* PROBLEM TO WORK ON
Identify all lines of the data containing the string "body" and copy them.

* RECORDS FOR THIS TASK
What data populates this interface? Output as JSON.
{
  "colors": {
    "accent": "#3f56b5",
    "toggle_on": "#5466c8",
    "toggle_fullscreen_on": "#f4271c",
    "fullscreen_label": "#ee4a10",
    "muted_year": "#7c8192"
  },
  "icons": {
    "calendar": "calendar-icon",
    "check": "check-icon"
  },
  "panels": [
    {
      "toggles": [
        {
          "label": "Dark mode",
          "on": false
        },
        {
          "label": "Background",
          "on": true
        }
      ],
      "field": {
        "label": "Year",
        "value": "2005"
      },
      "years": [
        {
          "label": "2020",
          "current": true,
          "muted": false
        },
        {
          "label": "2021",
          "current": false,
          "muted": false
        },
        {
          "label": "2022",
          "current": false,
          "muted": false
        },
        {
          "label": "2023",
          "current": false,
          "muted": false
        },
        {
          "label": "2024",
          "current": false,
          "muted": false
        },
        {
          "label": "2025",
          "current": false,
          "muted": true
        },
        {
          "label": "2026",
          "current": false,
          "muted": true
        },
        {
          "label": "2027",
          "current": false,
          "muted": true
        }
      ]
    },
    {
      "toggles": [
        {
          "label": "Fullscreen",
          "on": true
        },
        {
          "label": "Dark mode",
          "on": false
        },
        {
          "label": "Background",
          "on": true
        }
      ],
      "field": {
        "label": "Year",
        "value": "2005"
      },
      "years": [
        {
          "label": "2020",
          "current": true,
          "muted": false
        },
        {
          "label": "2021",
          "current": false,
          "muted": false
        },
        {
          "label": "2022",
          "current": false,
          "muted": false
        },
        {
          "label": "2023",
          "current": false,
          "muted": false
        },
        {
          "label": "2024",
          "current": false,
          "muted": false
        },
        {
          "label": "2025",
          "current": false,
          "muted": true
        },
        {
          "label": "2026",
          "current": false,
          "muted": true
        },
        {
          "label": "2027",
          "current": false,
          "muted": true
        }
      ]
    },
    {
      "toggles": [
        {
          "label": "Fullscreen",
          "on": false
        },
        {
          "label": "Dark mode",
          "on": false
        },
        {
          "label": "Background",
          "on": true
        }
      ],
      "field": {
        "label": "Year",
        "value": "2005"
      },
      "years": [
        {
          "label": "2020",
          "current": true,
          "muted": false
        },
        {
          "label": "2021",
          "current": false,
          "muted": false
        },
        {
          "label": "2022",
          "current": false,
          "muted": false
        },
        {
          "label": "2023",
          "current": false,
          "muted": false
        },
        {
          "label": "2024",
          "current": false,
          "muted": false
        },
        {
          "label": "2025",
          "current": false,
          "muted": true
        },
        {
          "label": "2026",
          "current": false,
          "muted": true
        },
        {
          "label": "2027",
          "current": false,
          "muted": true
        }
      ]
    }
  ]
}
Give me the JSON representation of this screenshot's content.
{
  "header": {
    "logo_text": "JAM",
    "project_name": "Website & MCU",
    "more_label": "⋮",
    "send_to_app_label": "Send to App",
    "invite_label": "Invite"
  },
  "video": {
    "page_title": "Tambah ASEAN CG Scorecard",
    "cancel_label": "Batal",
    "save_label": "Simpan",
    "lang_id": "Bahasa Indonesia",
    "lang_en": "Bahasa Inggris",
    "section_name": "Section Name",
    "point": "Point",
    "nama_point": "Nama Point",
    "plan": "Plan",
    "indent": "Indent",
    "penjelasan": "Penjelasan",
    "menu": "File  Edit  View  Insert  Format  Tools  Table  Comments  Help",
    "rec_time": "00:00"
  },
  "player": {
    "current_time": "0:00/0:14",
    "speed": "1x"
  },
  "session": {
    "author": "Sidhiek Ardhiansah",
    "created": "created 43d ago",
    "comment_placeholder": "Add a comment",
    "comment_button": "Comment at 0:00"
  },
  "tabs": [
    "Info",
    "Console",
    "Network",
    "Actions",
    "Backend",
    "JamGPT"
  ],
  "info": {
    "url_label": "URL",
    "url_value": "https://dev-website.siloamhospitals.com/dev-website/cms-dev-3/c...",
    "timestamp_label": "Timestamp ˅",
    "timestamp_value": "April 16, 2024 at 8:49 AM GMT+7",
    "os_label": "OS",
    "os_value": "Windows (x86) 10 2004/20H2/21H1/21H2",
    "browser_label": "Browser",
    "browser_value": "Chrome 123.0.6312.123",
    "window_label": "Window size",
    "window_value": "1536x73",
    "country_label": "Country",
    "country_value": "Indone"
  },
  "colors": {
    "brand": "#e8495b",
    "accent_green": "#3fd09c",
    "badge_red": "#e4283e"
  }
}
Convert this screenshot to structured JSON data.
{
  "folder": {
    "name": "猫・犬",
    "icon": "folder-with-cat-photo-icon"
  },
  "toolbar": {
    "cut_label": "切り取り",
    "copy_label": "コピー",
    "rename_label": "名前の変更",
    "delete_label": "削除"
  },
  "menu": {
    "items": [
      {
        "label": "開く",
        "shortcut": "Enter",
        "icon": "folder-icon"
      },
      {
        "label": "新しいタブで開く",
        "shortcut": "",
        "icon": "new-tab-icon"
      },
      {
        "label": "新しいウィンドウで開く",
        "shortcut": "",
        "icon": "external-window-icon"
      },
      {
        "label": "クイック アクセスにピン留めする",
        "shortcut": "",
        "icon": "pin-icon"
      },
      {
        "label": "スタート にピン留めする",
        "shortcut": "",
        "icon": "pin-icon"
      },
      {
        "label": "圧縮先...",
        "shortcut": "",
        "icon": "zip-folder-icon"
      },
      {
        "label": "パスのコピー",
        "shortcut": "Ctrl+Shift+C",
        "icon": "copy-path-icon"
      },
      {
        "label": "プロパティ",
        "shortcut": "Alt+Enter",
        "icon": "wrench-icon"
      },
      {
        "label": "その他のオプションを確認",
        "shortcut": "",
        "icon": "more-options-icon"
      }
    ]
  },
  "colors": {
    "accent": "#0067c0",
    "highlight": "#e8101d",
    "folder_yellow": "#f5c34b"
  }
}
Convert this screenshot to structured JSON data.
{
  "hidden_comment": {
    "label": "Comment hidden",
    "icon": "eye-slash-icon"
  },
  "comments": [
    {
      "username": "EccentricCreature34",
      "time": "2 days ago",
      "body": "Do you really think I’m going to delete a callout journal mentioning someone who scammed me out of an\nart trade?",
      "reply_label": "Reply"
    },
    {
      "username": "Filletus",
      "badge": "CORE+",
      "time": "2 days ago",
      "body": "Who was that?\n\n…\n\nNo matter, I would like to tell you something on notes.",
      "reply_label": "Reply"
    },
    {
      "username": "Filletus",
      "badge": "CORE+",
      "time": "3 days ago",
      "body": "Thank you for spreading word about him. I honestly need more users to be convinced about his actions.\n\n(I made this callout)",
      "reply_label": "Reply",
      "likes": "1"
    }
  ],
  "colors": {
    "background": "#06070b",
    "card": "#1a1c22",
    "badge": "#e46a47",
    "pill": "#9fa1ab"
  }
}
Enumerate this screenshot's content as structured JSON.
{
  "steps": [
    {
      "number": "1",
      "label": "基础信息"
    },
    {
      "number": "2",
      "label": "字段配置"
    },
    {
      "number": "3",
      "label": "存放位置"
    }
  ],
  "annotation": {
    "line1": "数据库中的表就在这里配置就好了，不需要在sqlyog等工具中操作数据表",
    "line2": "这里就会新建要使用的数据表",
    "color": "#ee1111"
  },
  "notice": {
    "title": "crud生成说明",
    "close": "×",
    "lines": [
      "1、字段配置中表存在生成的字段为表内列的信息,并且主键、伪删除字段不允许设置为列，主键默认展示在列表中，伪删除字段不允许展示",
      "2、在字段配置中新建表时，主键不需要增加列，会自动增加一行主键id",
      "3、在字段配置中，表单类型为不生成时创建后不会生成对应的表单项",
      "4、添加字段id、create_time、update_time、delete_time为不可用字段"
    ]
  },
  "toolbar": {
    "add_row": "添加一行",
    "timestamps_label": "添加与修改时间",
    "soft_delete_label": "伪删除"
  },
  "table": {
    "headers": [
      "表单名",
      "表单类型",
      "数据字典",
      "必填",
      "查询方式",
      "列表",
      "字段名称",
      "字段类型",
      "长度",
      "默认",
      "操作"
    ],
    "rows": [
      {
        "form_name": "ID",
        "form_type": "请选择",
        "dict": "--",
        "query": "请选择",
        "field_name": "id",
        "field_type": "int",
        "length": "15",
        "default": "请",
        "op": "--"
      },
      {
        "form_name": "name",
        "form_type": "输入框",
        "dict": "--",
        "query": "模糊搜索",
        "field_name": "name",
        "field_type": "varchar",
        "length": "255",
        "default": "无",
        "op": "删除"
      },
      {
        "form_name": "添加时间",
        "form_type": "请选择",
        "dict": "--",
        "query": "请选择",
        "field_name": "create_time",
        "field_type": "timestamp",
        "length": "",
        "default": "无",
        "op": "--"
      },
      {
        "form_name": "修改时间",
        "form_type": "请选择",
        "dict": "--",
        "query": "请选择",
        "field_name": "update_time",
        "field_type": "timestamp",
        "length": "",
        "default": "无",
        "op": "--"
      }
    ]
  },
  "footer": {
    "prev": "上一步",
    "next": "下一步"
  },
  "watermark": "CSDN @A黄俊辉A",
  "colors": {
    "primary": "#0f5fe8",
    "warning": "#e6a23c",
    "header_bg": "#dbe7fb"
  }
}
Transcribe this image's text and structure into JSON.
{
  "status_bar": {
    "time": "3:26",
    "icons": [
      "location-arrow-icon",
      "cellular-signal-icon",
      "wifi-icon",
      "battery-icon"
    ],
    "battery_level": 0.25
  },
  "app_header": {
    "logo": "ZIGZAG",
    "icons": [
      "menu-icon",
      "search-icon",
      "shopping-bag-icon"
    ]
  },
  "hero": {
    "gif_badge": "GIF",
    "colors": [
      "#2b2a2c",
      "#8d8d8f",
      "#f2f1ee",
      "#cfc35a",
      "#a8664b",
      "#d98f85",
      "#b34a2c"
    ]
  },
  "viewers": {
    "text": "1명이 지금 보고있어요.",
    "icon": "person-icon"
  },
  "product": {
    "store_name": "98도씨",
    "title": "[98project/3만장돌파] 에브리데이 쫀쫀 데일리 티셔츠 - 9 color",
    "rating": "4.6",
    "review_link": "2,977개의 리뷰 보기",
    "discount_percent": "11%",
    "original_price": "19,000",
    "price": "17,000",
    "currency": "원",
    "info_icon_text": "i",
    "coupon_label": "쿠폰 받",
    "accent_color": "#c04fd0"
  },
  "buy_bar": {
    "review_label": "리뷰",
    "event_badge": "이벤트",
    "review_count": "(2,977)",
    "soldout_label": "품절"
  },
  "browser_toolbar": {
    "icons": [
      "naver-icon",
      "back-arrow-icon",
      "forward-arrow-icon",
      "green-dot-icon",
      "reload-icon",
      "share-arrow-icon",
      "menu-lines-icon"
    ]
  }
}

* YOUR SOLUTION
      "body": "Do you really think I’m going to delete a callout journal mentioning someone who scammed me out of an\nart trade?",
      "body": "Who was that?\n\n…\n\nNo matter, I would like to tell you something on notes.",
      "body": "Thank you for spreading word about him. I honestly need more users to be convinced about his actions.\n\n(I made this callout)",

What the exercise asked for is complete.